— Exercise prompt —
Please count the lines in the data below that hold the word "khoản", and give only the number.

— Given data —
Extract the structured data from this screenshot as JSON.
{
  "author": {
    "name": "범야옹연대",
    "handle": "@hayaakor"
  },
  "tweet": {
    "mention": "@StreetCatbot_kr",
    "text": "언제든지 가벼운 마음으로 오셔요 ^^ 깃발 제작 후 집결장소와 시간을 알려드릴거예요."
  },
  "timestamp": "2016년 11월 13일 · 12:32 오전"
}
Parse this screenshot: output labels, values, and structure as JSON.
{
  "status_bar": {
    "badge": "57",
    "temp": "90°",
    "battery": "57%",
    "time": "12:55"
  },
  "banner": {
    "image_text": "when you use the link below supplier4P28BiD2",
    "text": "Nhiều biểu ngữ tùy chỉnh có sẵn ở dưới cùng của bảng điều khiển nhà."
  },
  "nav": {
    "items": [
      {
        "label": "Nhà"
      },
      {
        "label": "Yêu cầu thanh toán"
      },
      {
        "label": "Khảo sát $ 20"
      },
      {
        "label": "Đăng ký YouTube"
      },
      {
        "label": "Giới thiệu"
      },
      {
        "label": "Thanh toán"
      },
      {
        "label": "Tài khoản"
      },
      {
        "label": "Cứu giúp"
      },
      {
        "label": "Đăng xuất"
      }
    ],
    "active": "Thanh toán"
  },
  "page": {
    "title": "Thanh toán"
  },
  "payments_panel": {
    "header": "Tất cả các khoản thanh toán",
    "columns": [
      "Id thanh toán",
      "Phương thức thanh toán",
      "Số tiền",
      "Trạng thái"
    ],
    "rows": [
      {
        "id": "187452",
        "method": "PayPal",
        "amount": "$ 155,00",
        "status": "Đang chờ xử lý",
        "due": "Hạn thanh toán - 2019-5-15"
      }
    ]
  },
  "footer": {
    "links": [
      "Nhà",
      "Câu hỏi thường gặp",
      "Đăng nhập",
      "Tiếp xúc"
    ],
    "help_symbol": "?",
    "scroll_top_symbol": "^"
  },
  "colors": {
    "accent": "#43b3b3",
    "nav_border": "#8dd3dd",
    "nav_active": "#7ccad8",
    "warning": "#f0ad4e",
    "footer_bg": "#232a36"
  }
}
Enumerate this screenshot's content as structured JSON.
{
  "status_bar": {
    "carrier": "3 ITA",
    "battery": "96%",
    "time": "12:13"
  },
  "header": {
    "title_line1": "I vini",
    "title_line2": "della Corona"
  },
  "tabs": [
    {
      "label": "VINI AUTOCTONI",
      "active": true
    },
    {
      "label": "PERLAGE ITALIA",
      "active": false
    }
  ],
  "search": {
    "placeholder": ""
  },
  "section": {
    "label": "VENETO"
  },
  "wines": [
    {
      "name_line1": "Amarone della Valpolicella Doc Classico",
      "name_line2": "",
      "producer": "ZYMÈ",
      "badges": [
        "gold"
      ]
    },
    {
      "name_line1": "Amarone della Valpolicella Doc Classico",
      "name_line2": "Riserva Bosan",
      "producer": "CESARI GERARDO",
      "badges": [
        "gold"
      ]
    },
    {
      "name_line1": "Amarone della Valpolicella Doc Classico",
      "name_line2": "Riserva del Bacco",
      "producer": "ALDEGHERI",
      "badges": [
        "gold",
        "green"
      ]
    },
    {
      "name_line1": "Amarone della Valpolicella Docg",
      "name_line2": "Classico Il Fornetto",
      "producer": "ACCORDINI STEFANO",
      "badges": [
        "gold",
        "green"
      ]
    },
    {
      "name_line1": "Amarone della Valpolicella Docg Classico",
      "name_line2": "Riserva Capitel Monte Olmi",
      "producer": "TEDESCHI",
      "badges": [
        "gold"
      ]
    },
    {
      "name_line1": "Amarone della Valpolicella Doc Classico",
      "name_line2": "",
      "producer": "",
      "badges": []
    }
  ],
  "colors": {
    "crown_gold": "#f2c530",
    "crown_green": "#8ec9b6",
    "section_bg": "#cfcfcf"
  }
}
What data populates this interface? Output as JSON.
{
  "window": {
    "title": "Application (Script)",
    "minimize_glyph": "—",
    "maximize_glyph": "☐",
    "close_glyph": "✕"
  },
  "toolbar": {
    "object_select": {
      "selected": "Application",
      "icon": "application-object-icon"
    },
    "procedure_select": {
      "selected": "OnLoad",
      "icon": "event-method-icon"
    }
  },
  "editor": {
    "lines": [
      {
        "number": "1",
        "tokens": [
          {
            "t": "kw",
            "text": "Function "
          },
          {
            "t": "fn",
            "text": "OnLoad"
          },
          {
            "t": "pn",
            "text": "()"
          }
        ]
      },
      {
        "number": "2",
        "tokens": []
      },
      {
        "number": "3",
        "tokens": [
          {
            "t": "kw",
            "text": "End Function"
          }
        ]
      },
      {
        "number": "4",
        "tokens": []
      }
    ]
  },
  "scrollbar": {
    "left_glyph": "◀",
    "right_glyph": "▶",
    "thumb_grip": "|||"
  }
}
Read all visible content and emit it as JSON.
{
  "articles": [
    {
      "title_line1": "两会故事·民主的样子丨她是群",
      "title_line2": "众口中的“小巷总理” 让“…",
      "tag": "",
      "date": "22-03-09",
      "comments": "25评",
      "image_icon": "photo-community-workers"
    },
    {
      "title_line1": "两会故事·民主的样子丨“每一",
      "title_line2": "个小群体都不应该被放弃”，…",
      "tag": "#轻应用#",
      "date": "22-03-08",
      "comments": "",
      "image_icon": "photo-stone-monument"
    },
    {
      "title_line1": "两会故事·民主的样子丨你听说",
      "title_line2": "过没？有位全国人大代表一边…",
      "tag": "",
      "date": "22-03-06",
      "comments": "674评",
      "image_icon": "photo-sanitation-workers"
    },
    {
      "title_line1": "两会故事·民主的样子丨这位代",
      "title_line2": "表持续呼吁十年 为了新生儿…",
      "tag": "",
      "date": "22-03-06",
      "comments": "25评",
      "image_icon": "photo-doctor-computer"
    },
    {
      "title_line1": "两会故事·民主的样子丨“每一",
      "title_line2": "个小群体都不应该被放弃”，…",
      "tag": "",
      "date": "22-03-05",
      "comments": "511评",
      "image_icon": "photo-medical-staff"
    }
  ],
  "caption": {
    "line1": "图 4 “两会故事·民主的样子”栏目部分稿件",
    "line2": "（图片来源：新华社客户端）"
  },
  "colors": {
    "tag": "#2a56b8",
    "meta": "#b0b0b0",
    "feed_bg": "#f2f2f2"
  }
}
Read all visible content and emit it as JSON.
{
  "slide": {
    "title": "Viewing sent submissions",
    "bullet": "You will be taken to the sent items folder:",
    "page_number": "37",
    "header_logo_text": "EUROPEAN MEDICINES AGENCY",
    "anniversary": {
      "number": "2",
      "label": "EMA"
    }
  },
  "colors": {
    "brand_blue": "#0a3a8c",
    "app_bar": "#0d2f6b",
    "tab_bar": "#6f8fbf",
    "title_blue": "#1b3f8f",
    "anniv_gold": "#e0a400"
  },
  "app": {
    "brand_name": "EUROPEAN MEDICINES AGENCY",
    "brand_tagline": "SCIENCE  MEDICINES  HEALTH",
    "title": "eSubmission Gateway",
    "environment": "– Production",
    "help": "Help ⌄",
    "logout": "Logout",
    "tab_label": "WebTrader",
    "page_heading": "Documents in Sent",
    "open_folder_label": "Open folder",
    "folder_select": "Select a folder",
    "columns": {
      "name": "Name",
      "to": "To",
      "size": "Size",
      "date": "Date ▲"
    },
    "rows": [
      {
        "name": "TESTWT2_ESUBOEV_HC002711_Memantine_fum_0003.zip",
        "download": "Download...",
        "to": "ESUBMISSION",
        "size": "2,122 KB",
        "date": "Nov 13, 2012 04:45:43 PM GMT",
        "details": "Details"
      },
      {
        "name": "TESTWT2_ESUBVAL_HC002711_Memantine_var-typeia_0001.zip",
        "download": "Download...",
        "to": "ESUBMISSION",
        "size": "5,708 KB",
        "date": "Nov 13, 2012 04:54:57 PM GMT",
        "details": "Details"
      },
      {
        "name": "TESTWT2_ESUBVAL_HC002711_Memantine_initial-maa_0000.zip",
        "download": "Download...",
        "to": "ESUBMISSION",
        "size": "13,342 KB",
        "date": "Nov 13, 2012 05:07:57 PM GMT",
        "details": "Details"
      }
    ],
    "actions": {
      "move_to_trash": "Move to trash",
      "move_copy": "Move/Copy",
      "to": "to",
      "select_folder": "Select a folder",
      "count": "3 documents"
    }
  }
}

— Response below —
2